Matthew B. Blain now stands amid a most select group whose members include statesmen and four-star general Colin Powell as well as rescuers who entered the Pentagon after the Sept. 11, 2001, attack.
At a relative’s home in Laguna Beach last Saturday, former Army sergeant Blain was pinned with the Soldier’s Medal for heroism by one of the four commanders of the Fourth Brigade Combat Team, who arrived from their post in Ft. Bragg, N.C., for the duty.
“This is my first in 27 years,” said Col. Brian Mennes, explaining to Blain’s friends and family that the medal is the nation’s highest honor a soldier can receive for valor in a non-combat situation. The award, established by an act of Congress in 1926, requires the same degree of heroism as that of the Distinguished Flying Cross.
Blain’s act of heroism involved risking his own life to rescue four people from a river in Afghanistan swollen by a flash flood. The roadway beneath a convoy he was leading collapsed last February while on patrol during inclement weather. One vehicle slid off the riverbank and rolled into the rushing water, trapping three paratroopers inside and ejecting a cultural advisor through the turret.

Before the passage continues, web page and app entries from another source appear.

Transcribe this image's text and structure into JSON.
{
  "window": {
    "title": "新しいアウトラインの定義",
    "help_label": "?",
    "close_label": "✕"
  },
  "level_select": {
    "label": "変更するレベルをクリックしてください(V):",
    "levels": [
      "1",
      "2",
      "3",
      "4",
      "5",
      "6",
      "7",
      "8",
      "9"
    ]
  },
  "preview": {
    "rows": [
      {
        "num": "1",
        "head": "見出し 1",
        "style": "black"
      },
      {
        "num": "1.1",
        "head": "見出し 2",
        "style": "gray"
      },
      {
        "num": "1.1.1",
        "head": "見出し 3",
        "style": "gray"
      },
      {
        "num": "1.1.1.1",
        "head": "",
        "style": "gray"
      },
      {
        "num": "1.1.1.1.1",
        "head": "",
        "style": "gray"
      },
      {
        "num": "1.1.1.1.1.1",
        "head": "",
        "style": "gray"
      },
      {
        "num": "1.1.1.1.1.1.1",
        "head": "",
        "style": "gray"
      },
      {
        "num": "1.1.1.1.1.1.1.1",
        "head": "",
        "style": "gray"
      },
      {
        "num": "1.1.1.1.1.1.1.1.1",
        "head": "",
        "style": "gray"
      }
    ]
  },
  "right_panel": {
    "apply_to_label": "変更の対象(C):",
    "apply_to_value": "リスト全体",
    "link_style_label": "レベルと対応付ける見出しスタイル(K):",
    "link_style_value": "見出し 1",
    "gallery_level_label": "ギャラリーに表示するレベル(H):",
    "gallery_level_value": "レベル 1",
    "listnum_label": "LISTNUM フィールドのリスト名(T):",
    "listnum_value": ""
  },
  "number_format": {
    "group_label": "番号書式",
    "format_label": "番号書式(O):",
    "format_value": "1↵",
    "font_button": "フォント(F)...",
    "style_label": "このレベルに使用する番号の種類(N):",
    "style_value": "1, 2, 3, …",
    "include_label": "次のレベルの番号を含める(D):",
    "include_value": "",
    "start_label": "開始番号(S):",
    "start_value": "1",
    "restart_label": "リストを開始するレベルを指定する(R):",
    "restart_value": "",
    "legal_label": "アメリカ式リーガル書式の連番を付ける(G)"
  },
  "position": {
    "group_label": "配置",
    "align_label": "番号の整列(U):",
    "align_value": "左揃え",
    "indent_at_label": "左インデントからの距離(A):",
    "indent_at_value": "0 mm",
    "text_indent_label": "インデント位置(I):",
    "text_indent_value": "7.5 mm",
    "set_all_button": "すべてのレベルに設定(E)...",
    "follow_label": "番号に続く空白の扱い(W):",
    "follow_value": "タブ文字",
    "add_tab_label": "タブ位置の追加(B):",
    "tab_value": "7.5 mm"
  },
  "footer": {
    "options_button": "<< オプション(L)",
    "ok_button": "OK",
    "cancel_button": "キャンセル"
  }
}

Blain catapulted from his vehicle, ditched his gear and ran towards the submerged vehicle. Without knowing the depth or current of the water, he jumped in and first hauled the drowning cultural advisor to the riverbank. He then returned to the vehicle, pulling open the hatch and cutting straps that allowed the trapped soldiers to exit.
The unit had lost two other soldiers in non-combat water incidents earlier, Mennes said.
“I was so scared I had to do something,” Blain later told his father. “I just ran down the embankment and flew through the air.”
Mennes, addressing the group at the home of Gary and Cathy Daichendt, expressed his appreciation to Blain’s family for “volunteering their most precious possession. You let me lead guys like this,” he said.
Blain also received commendations from the mayors of Dana Point and Huntington Beach and a veterans group, each with ties to the family.
Blain admitted he didn’t even describe his exploits to his wife for two weeks because she was seven months pregnant. Discharged after six years of service in February, the 25-year-old recently relocated from Dana Point to Azusa to enroll in Azusa Pacific College. He enlisted after graduating from Laguna Niguel’s Aliso Niguel High School.
The award took on special significance for the soldier’s father, Brian Blain, of Dana Point. His own father, George, a disabled veteran, returned markedly changed by his military service, haunted by nightmares that he refused to talk about until his last years.
The award, “is a fitting end to what my father did in WW2,” Brian Blain said. “Matt completed the circle.”